### Task to carry out
Restate the entries word for word, omitting nothing.
··· Data extract
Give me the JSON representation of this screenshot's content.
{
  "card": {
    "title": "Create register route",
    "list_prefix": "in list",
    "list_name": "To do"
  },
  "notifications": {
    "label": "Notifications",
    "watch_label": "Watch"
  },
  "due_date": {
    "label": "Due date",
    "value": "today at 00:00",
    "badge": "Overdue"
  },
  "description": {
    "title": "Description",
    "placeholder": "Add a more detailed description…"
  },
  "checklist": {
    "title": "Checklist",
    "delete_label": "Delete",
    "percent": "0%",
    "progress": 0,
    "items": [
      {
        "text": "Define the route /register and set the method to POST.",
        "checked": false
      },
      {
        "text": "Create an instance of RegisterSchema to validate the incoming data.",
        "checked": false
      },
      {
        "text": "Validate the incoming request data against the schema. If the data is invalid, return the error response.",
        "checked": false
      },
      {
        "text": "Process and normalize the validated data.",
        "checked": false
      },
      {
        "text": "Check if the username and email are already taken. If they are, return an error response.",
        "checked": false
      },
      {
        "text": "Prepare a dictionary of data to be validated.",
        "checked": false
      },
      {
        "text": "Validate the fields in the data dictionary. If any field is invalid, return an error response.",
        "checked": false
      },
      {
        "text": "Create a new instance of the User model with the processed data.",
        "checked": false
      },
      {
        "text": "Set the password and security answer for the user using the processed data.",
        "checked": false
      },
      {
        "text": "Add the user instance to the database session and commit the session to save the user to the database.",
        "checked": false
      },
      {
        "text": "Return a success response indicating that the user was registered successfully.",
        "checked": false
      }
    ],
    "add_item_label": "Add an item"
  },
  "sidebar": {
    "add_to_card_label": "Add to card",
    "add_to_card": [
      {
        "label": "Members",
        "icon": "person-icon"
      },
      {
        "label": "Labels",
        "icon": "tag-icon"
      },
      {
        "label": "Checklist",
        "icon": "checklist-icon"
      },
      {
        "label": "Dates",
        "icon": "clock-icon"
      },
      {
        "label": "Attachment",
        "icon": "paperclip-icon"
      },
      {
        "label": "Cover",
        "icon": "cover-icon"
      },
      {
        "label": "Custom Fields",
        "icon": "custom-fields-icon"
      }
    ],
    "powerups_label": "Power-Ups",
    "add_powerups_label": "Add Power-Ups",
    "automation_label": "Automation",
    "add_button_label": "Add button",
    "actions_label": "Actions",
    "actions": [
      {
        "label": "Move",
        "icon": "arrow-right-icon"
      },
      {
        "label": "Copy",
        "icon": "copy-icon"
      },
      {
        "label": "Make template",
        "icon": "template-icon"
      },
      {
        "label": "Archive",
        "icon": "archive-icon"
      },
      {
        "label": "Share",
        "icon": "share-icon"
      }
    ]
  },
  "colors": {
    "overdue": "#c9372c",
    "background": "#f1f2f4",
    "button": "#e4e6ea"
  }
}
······
### Written solution
Give me the JSON representation of this screenshot's content.
{
  "card": {
    "title": "Create register route",
    "list_prefix": "in list",
    "list_name": "To do"
  },
  "notifications": {
    "label": "Notifications",
    "watch_label": "Watch"
  },
  "due_date": {
    "label": "Due date",
    "value": "today at 00:00",
    "badge": "Overdue"
  },
  "description": {
    "title": "Description",
    "placeholder": "Add a more detailed description…"
  },
  "checklist": {
    "title": "Checklist",
    "delete_label": "Delete",
    "percent": "0%",
    "progress": 0,
    "items": [
      {
        "text": "Define the route /register and set the method to POST.",
        "checked": false
      },
      {
        "text": "Create an instance of RegisterSchema to validate the incoming data.",
        "checked": false
      },
      {
        "text": "Validate the incoming request data against the schema. If the data is invalid, return the error response.",
        "checked": false
      },
      {
        "text": "Process and normalize the validated data.",
        "checked": false
      },
      {
        "text": "Check if the username and email are already taken. If they are, return an error response.",
        "checked": false
      },
      {
        "text": "Prepare a dictionary of data to be validated.",
        "checked": false
      },
      {
        "text": "Validate the fields in the data dictionary. If any field is invalid, return an error response.",
        "checked": false
      },
      {
        "text": "Create a new instance of the User model with the processed data.",
        "checked": false
      },
      {
        "text": "Set the password and security answer for the user using the processed data.",
        "checked": false
      },
      {
        "text": "Add the user instance to the database session and commit the session to save the user to the database.",
        "checked": false
      },
      {
        "text": "Return a success response indicating that the user was registered successfully.",
        "checked": false
      }
    ],
    "add_item_label": "Add an item"
  },
  "sidebar": {
    "add_to_card_label": "Add to card",
    "add_to_card": [
      {
        "label": "Members",
        "icon": "person-icon"
      },
      {
        "label": "Labels",
        "icon": "tag-icon"
      },
      {
        "label": "Checklist",
        "icon": "checklist-icon"
      },
      {
        "label": "Dates",
        "icon": "clock-icon"
      },
      {
        "label": "Attachment",
        "icon": "paperclip-icon"
      },
      {
        "label": "Cover",
        "icon": "cover-icon"
      },
      {
        "label": "Custom Fields",
        "icon": "custom-fields-icon"
      }
    ],
    "powerups_label": "Power-Ups",
    "add_powerups_label": "Add Power-Ups",
    "automation_label": "Automation",
    "add_button_label": "Add button",
    "actions_label": "Actions",
    "actions": [
      {
        "label": "Move",
        "icon": "arrow-right-icon"
      },
      {
        "label": "Copy",
        "icon": "copy-icon"
      },
      {
        "label": "Make template",
        "icon": "template-icon"
      },
      {
        "label": "Archive",
        "icon": "archive-icon"
      },
      {
        "label": "Share",
        "icon": "share-icon"
      }
    ]
  },
  "colors": {
    "overdue": "#c9372c",
    "background": "#f1f2f4",
    "button": "#e4e6ea"
  }
}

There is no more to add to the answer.